The Board has provided unanimous direction to senior management to implement the recommendations of the High Performance Advisory Group and to prioritize resource allocations to the Men’s 15s program to ensure a successful Americas 2 qualification and Men’s 2019 Rugby World Cup.
Recommendation No. 2
Enhanced, internally focussed leadership capacity is needed for the Rugby department. A full-time High Performance Director - 15s, overseeing the National Men’s 15s team, Rugby Canada Centralized Program, 15s age-grade and pathway, as well as oversee Women’s 15s HP programs.
ACTION: Position description and advertisement have been approved for recruitment of this position ASAP.
Recommendation No. 3
The Rugby Canada Centralised Program (RCCP) must be enhanced with greater coaching/staff and resource capacity, and a greater number of players for the program allowing them to train and play appropriately.
ACTION: Planning meetings have commenced to identify the players for this group, focusing on those that will most likely feature in the October ‘A’ tour, November and January/February Test windows. A group of 26-28 centralised players, plus targeted additions in specific windows of time, most notably March – June will be invited to join the RCCP for September, 2017.
Recommendation No. 4
A full-time Men’s 15s coach, based at Rugby Canada’s Centre of Excellence in Langford, in addition to the Men’s 15s Head Coach, is hired to ensure there is greater attention placed on the Rugby Canada Centralized Program players in the daily training environment.
ACTION: This positon will be the National Academy Head Coach and will coach Canada ‘A’, the Rugby Canada Centralised Program and be a National Senior Men’s 15s team assistant coach.
In addition, Mike Shelley will continue as the RCCP Coordinator and coaching assistant in the increased capacity implemented in April 2017.
Recommendation No. 5
Ensure the best players are available to support the Americas 2 qualification matches versus Uruguay – be they 7s or 15s ‘carded’ at present.
ACTION: Men’s 15s and 7s program coaching staff will meet to review all players for potential selection for the Men’s 15s roster. One-to-one meetings to be conducted with targeted identified 7s players to ensure appropriate player welfare management.
Discussions will be initiated with foreign-based player’s clubs for negotiation of players release for the two qualification matches versus Uruguay.
Recommendation No. 6
The program needs to seek the professional assistance of a qualified and experienced sport psychologist to work with the program in the lead up to the RWC qualifiers.
ACTION: Request to be made to World Rugby for the services of a qualified sport psychologist on a consultant basis to work with the program, most notably in November 2017 and January/February 2018. Consideration for a resident Sport Psychologist will also be contemplated.
Recommendation No. 7

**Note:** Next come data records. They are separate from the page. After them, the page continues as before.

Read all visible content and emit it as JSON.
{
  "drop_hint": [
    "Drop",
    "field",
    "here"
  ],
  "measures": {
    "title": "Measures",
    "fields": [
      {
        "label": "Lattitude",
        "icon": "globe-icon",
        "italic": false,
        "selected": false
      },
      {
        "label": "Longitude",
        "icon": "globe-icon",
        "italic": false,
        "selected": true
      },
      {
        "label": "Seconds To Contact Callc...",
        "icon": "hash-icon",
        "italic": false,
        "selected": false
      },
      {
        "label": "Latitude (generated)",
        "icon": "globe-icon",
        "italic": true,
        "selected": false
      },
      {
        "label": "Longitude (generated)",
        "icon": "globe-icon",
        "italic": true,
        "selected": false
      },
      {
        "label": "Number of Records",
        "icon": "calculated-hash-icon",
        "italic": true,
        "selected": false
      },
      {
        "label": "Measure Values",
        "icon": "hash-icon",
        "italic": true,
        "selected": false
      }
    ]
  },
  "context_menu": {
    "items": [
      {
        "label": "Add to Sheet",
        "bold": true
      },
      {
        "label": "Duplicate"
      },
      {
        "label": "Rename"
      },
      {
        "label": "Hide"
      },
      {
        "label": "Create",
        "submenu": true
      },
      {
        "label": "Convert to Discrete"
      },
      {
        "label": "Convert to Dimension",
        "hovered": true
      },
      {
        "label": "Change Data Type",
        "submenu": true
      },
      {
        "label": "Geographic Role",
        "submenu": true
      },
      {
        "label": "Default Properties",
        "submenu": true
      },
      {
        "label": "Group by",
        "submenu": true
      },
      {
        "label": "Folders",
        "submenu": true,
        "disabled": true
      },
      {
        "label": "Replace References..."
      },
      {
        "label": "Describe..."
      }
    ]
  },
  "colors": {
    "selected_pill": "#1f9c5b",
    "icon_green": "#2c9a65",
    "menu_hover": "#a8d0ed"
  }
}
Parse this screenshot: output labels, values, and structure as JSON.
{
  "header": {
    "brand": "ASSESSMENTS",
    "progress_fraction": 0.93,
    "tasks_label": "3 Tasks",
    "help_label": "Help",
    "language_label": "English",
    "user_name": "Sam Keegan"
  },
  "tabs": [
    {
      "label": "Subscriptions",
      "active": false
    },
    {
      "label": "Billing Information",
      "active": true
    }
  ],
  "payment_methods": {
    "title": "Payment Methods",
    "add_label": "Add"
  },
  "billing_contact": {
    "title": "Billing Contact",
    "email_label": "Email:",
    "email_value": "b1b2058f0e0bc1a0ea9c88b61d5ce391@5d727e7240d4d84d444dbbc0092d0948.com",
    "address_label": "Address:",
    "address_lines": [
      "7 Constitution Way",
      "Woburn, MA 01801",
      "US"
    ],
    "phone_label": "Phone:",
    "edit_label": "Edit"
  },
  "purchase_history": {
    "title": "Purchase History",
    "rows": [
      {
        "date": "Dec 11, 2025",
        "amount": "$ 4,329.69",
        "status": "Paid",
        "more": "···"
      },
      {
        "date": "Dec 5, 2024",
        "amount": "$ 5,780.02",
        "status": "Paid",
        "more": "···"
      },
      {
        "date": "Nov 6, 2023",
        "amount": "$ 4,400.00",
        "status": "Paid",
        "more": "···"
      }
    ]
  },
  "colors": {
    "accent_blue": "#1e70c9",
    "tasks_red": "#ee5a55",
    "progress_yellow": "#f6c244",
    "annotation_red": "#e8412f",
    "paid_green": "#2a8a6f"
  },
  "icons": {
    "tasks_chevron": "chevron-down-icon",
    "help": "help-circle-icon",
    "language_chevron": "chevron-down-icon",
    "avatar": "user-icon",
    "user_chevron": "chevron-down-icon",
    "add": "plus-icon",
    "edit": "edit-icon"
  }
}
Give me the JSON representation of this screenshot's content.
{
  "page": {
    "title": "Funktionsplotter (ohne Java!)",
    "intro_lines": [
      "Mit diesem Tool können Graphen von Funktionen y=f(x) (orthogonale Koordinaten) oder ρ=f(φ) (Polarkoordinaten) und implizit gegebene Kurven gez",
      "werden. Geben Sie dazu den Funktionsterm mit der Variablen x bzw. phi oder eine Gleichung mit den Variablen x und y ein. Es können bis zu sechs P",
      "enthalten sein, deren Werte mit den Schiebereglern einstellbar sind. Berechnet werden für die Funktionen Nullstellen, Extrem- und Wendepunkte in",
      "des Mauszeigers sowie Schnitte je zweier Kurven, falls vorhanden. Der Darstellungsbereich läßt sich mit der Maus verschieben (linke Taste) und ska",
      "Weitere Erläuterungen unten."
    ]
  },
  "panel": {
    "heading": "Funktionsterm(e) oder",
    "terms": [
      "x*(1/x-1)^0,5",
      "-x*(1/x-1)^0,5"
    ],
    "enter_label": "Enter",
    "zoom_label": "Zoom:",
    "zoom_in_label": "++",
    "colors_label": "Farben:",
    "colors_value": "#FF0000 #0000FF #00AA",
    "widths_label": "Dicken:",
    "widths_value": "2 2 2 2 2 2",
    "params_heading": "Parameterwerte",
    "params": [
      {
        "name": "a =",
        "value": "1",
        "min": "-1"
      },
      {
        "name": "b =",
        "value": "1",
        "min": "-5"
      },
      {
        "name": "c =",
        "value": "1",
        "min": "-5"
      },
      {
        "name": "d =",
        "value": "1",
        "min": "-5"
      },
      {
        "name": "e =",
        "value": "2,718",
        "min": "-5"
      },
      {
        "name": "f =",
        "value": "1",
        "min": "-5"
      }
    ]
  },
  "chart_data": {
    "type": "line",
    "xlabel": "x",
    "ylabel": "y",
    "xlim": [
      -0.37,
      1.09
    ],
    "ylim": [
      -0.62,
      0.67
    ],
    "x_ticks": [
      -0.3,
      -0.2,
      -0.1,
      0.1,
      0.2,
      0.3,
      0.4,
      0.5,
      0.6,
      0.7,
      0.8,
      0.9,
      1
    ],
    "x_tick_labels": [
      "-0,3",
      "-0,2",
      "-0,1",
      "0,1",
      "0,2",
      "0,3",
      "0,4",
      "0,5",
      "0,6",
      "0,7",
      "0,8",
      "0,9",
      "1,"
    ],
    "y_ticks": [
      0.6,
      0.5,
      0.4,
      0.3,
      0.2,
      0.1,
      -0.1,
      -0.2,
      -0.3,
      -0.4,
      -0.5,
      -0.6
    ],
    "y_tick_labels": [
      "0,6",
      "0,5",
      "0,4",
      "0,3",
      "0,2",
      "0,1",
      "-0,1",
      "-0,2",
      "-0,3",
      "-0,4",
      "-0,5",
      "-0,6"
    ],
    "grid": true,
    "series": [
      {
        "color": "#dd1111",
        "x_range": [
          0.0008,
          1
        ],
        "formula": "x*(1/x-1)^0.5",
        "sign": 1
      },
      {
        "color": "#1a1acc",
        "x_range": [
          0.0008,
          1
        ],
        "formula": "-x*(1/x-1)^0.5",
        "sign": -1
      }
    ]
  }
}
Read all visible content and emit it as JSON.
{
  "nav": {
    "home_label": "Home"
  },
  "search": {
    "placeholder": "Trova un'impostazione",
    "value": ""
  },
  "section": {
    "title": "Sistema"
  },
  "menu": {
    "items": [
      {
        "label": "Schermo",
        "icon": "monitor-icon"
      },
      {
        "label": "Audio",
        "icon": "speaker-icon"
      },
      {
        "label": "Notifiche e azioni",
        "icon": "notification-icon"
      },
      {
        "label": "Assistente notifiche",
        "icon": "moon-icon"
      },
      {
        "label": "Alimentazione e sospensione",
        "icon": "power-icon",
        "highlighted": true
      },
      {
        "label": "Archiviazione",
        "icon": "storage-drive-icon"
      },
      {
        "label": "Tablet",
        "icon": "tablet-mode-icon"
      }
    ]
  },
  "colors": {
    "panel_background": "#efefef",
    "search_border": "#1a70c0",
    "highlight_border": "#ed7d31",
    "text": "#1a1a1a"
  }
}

The National Men’s 15s program requires additional technical staff for critical windows – senior Forwards coach responsible for overall leadership of Forwards play (supported by Mike Shelley – Scrums), additional Backs coach proficient in international test Rugby. One of these people, and/or the Head Coach, need to be highly experienced as a Defence coach. This is an area of ongoing concern that needs consistent support and attention.
ACTION: Roles will be sourced to cover the period through the November 2017 tour, the January/February Uruguay matches and the Americas Rugby Championship. At that time an assessment will be made based on the skill-set and preference of the new Head Coach. The priority is to secure personnel who can support the team until RWC2019.
Recommendation No. 8
A change in the National Men’s 15s Head Coach position to be taken with immediate effect. An interim Head Coach is to be identified and put in place until the time a suitable full-time Head Coach can be hired.
ACTION: The National Men’s 15s Head Coach has been released from his position.
Recruitment of this position will be initiated ASAP, in conjunction with World Rugby.